Sub.total Amount

80,919.931

II

Rates
1.92
220.00
-1.92%

Sub-total Amount

IIConsumption
I I
80,919.93 x
133.59 x
184755.93 x
91.85%
181,208.62 x
80,919.93 x

Basic Charaes
Energy (KWh)
Demand (KW)
Power Factor Adjustment
Power Factor
Currency Adjustment
PPA

...
...

6,919.32
85,203.88

3.91%
1.065

Grand Total Amount

270,405.89
Amount
153,606.99
29,056.89
(5,699.11)

Rates
1.92
220.00
-3.12%

Sub-total Amount

...

ILoad Factor
I
.
MaXimumDemand

Monthly Power Factor (%)

rn

4.58%
1.038

Monthly Demand (KW)


I

II

Monthly Energy (KWh)

<{

...

Amount
153,606.99
29,056.89
(3,507.15)

Rates
1.92
220.00
-1.92%

til
::::I

8,241.21
79,203.61

Sub.total Amount

IIConsumotion
I I
80,003.64 x
132.08 x
182,663.88 x
91.47%
176,964.77 x
80,003.64 x

II

132.081

Simulation 2

84.13%1

Rates
1.92
220.00
-1.92%

Sub-total Amount

IIConsumotion
I I
80,003.64 x
132.08 x
182,663.88 x
91.47%
179,156.73 x
80,003.64 x

80,003.64

II

II

Sub-total Amount

IIConsumption
I I
80,003.64 x
132.08 X
182,663.88 x
91.47%
179,156.73 x
80,003.64 X
I

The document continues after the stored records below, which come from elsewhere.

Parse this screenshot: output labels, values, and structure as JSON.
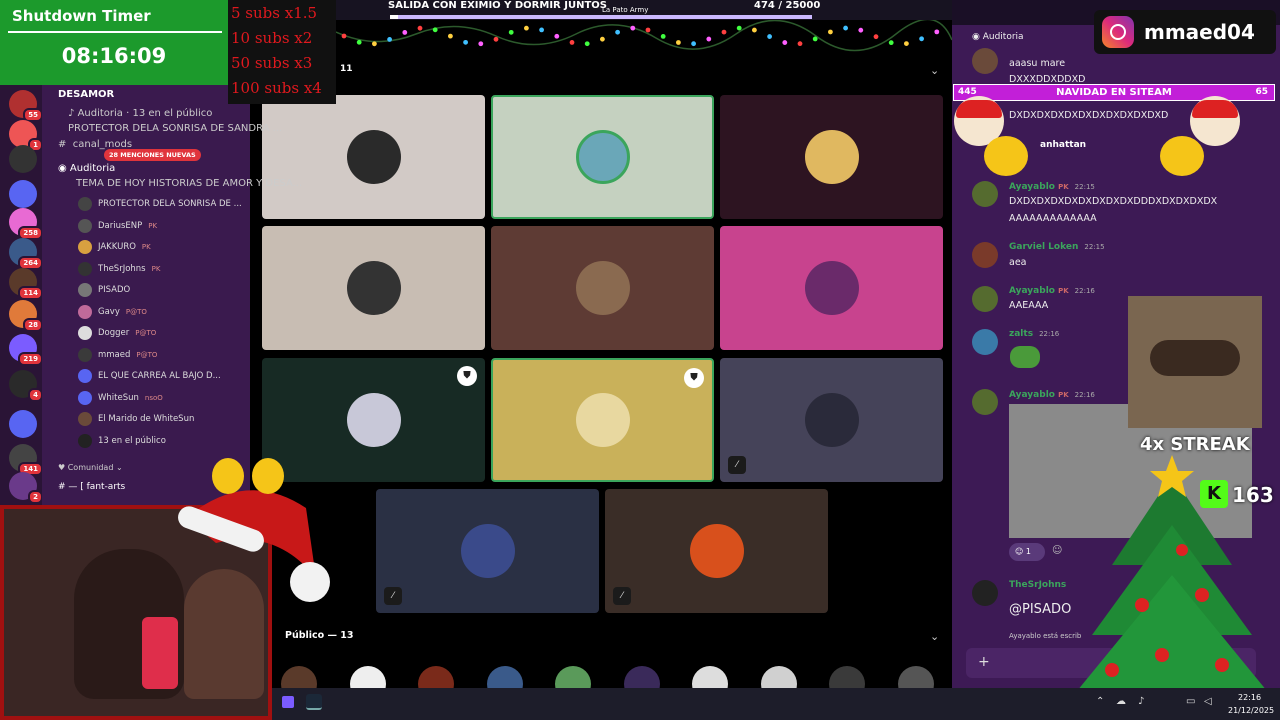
{
  "timer": {
    "title": "Shutdown Timer",
    "value": "08:16:09"
  },
  "subs": [
    "5 subs x1.5",
    "10 subs x2",
    "50 subs x3",
    "100 subs x4"
  ],
  "goal": {
    "title": "SALIDA CON EXIMIO Y DORMIR JUNTOS",
    "subtitle": "La Pato Army",
    "count": "474  / 25000",
    "progress": 0.019
  },
  "server_badges": [
    "55",
    "1",
    "258",
    "264",
    "114",
    "28",
    "219",
    "4",
    "141",
    "2"
  ],
  "channels": {
    "category": "DESAMOR",
    "auditoria_small": "Auditoria",
    "in_public_small": "13 en el público",
    "protector_small": "PROTECTOR DELA SONRISA DE SANDRA ...",
    "canal": "canal_mods",
    "mentions_badge": "28 MENCIONES NUEVAS",
    "auditoria": "Auditoria",
    "topic": "TEMA DE HOY HISTORIAS DE AMOR Y DESA...",
    "members": [
      {
        "name": "PROTECTOR DELA SONRISA DE ...",
        "tag": ""
      },
      {
        "name": "DariusENP",
        "tag": "PK"
      },
      {
        "name": "JAKKURO",
        "tag": "PK"
      },
      {
        "name": "TheSrJohns",
        "tag": "PK"
      },
      {
        "name": "PISADO",
        "tag": ""
      },
      {
        "name": "Gavy",
        "tag": "P@TO"
      },
      {
        "name": "Dogger",
        "tag": "P@TO"
      },
      {
        "name": "mmaed",
        "tag": "P@TO"
      },
      {
        "name": "EL QUE CARREA AL BAJO D...",
        "tag": ""
      },
      {
        "name": "WhiteSun",
        "tag": "nsoO"
      },
      {
        "name": "El Marido de WhiteSun",
        "tag": ""
      },
      {
        "name": "13 en el público",
        "tag": ""
      }
    ],
    "comunidad": "Comunidad",
    "fant_arts": "fant-arts"
  },
  "stage": {
    "speakers_count": "11",
    "public_label": "Público — 13"
  },
  "tile_colors": [
    "#d2cac6",
    "#c5d1c0",
    "#2d1421",
    "#c8bdb3",
    "#5e3b34",
    "#c8438e",
    "#172a24",
    "#c9b15a",
    "#454359",
    "#2a3044",
    "#3a2d27"
  ],
  "public_colors": [
    "#5a3a2a",
    "#eeeeee",
    "#7a2a1a",
    "#3a5a8a",
    "#5a9a5a",
    "#3a2a5a",
    "#dddddd",
    "#d0d0d0",
    "#3a3a3a",
    "#555555",
    "#f0f0f0"
  ],
  "chat": {
    "header": "Auditoria",
    "msg1": "aaasu mare",
    "msg2": "DXXXDDXDDXD",
    "navidad": {
      "left": "445",
      "label": "NAVIDAD EN SITEAM",
      "right": "65"
    },
    "msg3": "DXDXDXDXDXDXDXDXDXDXDXD",
    "msg4_name": "anhattan",
    "msg5_name": "Ayayablo",
    "msg5_tag": "PK",
    "msg5_time": "22:15",
    "msg5_text": "DXDXDXDXDXDXDXDXDXDDDXDXDXDXDX",
    "msg5_text2": "AAAAAAAAAAAAA",
    "msg6_name": "Garviel Loken",
    "msg6_time": "22:15",
    "msg6_text": "aea",
    "msg7_name": "Ayayablo",
    "msg7_tag": "PK",
    "msg7_time": "22:16",
    "msg7_text": "AAEAAA",
    "msg8_name": "zalts",
    "msg8_time": "22:16",
    "msg9_name": "Ayayablo",
    "msg9_tag": "PK",
    "msg9_time": "22:16",
    "reaction_count": "1",
    "msg10_name": "TheSrJohns",
    "msg10_text": "@PISADO",
    "typing": "Ayayablo está escrib"
  },
  "instagram": {
    "handle": "mmaed04"
  },
  "streak": {
    "label": "4x STREAK",
    "count": "163"
  },
  "taskbar": {
    "time": "22:16",
    "date": "21/12/2025"
  }
}
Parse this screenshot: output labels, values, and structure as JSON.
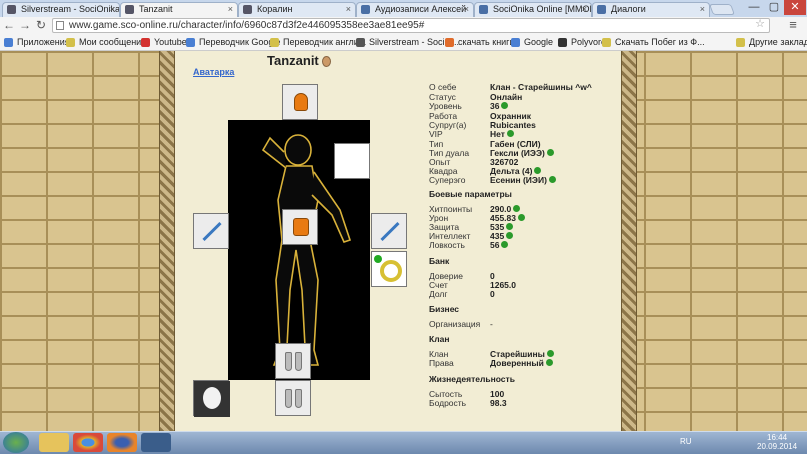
{
  "browser": {
    "tabs": [
      {
        "label": "Silverstream - SociOnika",
        "active": false
      },
      {
        "label": "Tanzanit",
        "active": true
      },
      {
        "label": "Коралин",
        "active": false
      },
      {
        "label": "Аудиозаписи Алексей",
        "active": false
      },
      {
        "label": "SociOnika Online [MMOR",
        "active": false
      },
      {
        "label": "Диалоги",
        "active": false
      }
    ],
    "url": "www.game.sco-online.ru/character/info/6960c87d3f2e446095358ee3ae81ee95#",
    "bookmarks": [
      "Приложения",
      "Мои сообщения",
      "Youtube",
      "Переводчик Google",
      "Переводчик англи...",
      "Silverstream - SociO...",
      "скачать книги",
      "Google",
      "Polyvore",
      "Скачать Побег из Ф..."
    ],
    "bookmarks_other": "Другие закладки",
    "window_controls": [
      "—",
      "▢",
      "✕"
    ]
  },
  "character": {
    "name": "Tanzanit",
    "avatar_link": "Аватарка",
    "info": [
      {
        "label": "О себе",
        "value": "Клан - Старейшины ^w^",
        "dot": false
      },
      {
        "label": "Статус",
        "value": "Онлайн",
        "dot": false
      },
      {
        "label": "Уровень",
        "value": "36",
        "dot": true
      },
      {
        "label": "Работа",
        "value": "Охранник",
        "dot": false
      },
      {
        "label": "Супруг(а)",
        "value": "Rubicantes",
        "dot": false
      },
      {
        "label": "VIP",
        "value": "Нет",
        "dot": true
      },
      {
        "label": "Тип",
        "value": "Габен (СЛИ)",
        "dot": false
      },
      {
        "label": "Тип дуала",
        "value": "Гексли (ИЭЭ)",
        "dot": true
      },
      {
        "label": "Опыт",
        "value": "326702",
        "dot": false
      },
      {
        "label": "Квадра",
        "value": "Дельта (4)",
        "dot": true
      },
      {
        "label": "Суперэго",
        "value": "Есенин (ИЭИ)",
        "dot": true
      }
    ],
    "combat_title": "Боевые параметры",
    "combat": [
      {
        "label": "Хитпоинты",
        "value": "290.0",
        "dot": true
      },
      {
        "label": "Урон",
        "value": "455.83",
        "dot": true
      },
      {
        "label": "Защита",
        "value": "535",
        "dot": true
      },
      {
        "label": "Интеллект",
        "value": "435",
        "dot": true
      },
      {
        "label": "Ловкость",
        "value": "56",
        "dot": true
      }
    ],
    "bank_title": "Банк",
    "bank": [
      {
        "label": "Доверие",
        "value": "0"
      },
      {
        "label": "Счет",
        "value": "1265.0"
      },
      {
        "label": "Долг",
        "value": "0"
      }
    ],
    "business_title": "Бизнес",
    "business": [
      {
        "label": "Организация",
        "value": "-"
      }
    ],
    "clan_title": "Клан",
    "clan": [
      {
        "label": "Клан",
        "value": "Старейшины",
        "dot": true
      },
      {
        "label": "Права",
        "value": "Доверенный",
        "dot": true
      }
    ],
    "life_title": "Жизнедеятельность",
    "life": [
      {
        "label": "Сытость",
        "value": "100"
      },
      {
        "label": "Бодрость",
        "value": "98.3"
      }
    ]
  },
  "taskbar": {
    "lang": "RU",
    "time": "16:44",
    "date": "20.09.2014"
  }
}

,....-

IIConsumption
I I
80,003.64 X
132.08 X
182,663.88 x
91.47%
179,156.73 x
80,003.64 x

<{

ILoad Factor
I
.
MaXimum Demand

Monthly Power Factor-(%)

II

273,502.86

Amount
155,366.26
29,389.67
(5,764.39)

3.91%
1.065

6,998.57
86,179.72

272,169.84

1,081,659.87

Page 13 of 13